Within each recruiting year, there are schools that distinguish themselves by hauling in a huge load of incoming talent. With the common knowledge that scholarships are limited in swimming, that can often leave fans scratching their heads. I see comments all the time on this site underneath a big commitment or signing asking how it is possible that so many swimmers are coming all at once.
It can be easy in the void to start attributing this to some form of cheating or trickery. However, there are several perfectly reasonable and by the book ways that schools find to land large recruiting classes.
#1, Create Value
People focus on scholarships and their amount because it is a tangible and measurable figure. What can’t be measured is the value that incoming athletes place on the given swimming environment in one school. The truth is that there are many swimmers that don’t take the highest scholarship offer.
They go somewhere where they think that they are going to have the best opportunity. This applies not only to swimming. Ivy League schools get consistently good recruiting classes without scholarship dollars, partially because of “need based” financial aid and partially because incoming athletes perceive great value in an Ivy League degree.

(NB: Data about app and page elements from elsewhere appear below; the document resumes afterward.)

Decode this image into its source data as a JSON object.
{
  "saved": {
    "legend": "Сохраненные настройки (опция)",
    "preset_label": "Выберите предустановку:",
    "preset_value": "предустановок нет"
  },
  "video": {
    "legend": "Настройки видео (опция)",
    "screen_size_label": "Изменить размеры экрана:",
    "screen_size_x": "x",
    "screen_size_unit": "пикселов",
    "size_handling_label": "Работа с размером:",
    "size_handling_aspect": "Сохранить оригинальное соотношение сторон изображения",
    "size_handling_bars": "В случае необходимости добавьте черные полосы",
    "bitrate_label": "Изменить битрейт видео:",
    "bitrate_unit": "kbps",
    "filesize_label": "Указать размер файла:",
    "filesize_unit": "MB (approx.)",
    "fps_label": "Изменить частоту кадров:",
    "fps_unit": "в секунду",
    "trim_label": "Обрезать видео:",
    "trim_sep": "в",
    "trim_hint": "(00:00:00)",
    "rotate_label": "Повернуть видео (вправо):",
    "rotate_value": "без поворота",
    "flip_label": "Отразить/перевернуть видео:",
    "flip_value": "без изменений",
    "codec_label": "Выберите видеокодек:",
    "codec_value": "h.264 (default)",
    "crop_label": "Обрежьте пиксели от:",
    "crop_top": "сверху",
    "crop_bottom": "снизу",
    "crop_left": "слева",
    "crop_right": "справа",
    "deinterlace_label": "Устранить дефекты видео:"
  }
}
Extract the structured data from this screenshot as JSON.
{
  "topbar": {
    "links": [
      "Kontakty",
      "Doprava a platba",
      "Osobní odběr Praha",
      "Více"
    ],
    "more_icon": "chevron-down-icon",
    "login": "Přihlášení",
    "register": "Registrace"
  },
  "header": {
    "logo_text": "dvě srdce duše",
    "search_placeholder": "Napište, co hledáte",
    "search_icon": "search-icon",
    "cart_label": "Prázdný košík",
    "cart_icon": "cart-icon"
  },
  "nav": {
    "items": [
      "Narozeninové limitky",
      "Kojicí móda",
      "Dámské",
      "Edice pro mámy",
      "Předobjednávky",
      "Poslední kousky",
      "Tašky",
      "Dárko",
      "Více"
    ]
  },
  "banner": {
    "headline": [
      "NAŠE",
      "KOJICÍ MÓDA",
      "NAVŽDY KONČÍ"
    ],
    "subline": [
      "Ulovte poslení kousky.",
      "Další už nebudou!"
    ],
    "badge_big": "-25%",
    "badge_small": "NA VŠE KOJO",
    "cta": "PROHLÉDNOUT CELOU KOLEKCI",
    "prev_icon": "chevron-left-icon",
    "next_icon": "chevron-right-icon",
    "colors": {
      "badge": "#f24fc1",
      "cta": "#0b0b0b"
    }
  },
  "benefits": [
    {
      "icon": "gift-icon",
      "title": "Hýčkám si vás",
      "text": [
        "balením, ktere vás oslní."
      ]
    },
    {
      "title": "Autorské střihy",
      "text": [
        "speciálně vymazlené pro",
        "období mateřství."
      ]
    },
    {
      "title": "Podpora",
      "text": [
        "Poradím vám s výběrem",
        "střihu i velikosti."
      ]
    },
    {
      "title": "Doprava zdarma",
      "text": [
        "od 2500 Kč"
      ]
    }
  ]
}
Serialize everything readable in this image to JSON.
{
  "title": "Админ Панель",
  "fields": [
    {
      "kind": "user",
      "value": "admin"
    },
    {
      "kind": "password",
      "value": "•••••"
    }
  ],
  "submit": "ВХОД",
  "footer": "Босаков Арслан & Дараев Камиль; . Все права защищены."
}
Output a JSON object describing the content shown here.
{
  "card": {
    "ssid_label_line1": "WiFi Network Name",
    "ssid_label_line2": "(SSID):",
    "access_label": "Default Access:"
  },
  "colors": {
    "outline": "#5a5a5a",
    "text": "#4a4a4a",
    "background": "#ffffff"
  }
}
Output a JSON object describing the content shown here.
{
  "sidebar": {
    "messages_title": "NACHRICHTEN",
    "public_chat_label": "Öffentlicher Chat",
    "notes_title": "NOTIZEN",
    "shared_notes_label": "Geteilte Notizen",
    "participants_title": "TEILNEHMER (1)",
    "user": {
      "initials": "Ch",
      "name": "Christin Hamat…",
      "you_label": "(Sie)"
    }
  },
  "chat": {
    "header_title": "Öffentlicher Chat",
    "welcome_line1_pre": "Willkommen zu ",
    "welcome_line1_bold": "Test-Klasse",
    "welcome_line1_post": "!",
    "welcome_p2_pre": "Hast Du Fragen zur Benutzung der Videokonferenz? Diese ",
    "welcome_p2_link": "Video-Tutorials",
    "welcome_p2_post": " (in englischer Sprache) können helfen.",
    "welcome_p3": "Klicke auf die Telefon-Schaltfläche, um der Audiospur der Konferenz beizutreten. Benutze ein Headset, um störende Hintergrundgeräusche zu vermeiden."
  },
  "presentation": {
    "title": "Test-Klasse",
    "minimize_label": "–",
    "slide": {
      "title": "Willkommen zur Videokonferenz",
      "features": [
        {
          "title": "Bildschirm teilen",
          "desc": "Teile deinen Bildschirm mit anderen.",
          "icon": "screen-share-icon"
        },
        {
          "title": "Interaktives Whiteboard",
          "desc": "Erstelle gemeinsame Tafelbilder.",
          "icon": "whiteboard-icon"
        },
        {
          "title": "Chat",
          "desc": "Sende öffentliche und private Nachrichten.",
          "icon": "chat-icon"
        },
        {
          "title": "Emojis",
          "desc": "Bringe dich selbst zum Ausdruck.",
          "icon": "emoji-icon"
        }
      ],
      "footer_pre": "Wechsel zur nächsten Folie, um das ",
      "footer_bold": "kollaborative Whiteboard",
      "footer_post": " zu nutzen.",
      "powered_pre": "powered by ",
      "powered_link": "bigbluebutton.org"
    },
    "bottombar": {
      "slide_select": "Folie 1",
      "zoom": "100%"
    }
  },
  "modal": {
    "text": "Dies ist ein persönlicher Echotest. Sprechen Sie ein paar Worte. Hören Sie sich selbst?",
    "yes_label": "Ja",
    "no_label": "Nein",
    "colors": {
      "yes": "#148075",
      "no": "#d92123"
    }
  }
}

A school like NC State has seen a tremendous improvement in their recruitment, in my opinion mainly owing to the awesome job they have done in developing swimmers. Swimmers can look at swimmers who came to the school and see their great improvement and they see value in going to a school where they can do the same.
#2, Make the NCAA Rules Work For You
Lots of people like to criticize the NCAA for its Byzantine set of rules governing college athletics. However, knowledge of these rules is crucial to coaches looking to build a roster in the most cost-efficient way possible.
One of the ways that schools will often lessen the blow in the short term of a high scholarship signing is by delaying their “start” until the spring semester. Think of it this way, you only have 1/2 of a scholarship left to give but you have a stud recruit that can come in right away and score NCAA points. If you delay their start until January, you can still give them a “full ride” without spending more than the 1/2 scholarship in that given year.
#3, When It Comes to the Money, Don’t Forget About Geography
As I said in a previous post, being a public university in a top swimming state is a huge advantage. The reality is that most athletes are not on full scholarship. Therefore, there are a lot of swimmers looking at the bottom line.
Generally, attending a public university in-state can be around half the cost of an out of state school, which combines with generous scholarship programs offered to all in-state students, not just athletes. This means that many programs with huge recruiting classes probably offer in-state swimmers a scholarship that is low in percentage but still gives them a better bottom line figure than they will find elsewhere. Combine this factor with the two above, and it’s easy to see how some of these schools are able to win so big in the recruiting game.